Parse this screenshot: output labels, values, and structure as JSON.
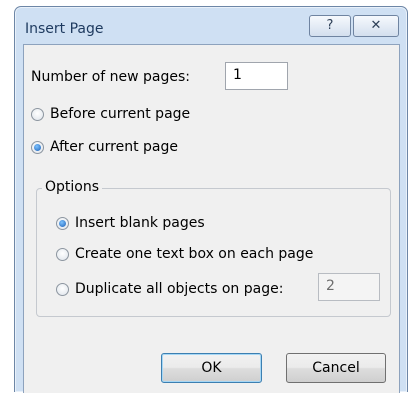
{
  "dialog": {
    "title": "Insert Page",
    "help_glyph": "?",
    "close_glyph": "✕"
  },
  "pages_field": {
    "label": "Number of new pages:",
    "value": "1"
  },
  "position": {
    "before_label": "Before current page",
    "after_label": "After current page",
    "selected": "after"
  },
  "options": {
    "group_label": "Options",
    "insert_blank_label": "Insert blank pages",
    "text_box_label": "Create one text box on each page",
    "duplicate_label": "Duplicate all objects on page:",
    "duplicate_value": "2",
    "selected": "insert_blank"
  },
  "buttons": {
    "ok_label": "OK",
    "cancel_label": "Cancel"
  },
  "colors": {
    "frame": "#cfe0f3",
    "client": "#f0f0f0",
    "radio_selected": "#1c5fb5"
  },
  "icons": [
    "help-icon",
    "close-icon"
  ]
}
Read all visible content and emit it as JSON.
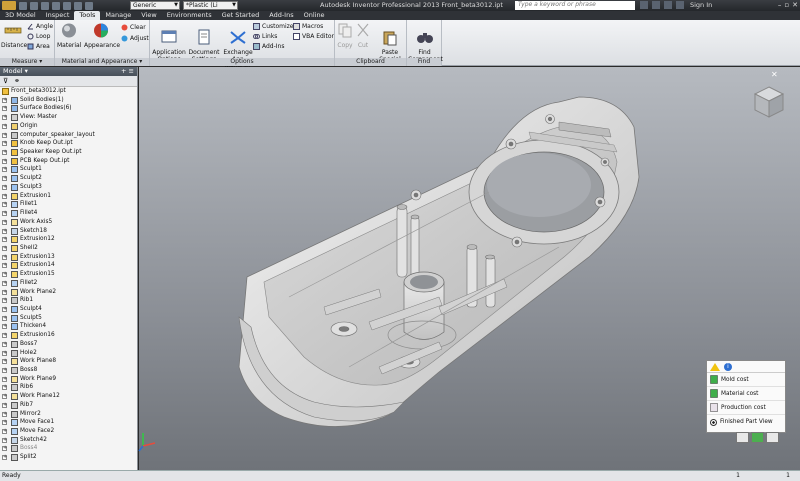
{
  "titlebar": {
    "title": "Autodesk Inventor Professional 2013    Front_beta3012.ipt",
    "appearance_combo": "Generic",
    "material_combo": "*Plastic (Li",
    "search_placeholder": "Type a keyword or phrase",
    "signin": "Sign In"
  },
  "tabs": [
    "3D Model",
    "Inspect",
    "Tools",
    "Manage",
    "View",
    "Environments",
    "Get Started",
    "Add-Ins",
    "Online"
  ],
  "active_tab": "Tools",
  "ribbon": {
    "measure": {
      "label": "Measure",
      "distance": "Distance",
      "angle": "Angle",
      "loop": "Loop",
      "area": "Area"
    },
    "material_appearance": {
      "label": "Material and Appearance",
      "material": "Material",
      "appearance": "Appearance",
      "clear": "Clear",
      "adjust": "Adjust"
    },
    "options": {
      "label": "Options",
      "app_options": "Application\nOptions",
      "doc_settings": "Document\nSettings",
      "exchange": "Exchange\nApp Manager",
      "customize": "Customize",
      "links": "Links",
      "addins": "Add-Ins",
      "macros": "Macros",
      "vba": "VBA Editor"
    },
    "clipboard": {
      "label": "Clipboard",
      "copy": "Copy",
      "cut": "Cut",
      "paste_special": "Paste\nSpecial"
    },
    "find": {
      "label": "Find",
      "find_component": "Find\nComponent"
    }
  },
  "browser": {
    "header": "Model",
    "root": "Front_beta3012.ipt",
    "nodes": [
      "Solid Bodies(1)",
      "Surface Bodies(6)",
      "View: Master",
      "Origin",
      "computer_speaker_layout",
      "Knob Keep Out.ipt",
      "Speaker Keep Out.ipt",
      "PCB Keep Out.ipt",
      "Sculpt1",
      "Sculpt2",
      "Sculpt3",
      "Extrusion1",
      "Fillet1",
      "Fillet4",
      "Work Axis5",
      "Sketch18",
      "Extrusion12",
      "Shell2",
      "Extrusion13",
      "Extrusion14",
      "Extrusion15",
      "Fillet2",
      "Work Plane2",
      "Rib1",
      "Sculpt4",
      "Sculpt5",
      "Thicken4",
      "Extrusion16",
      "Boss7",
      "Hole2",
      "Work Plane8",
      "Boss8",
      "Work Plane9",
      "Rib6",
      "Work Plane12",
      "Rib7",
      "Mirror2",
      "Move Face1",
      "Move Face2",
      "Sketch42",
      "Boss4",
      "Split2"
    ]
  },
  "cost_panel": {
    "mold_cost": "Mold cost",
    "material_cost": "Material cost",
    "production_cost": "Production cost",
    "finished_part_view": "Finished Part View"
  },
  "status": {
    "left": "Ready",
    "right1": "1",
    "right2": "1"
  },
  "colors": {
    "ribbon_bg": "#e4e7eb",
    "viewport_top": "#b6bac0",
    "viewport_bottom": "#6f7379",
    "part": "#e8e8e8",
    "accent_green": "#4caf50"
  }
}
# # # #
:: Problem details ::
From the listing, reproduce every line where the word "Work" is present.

:: Answer section ::
      "Work Axis5",
      "Work Plane2",
      "Work Plane8",
      "Work Plane9",
      "Work Plane12",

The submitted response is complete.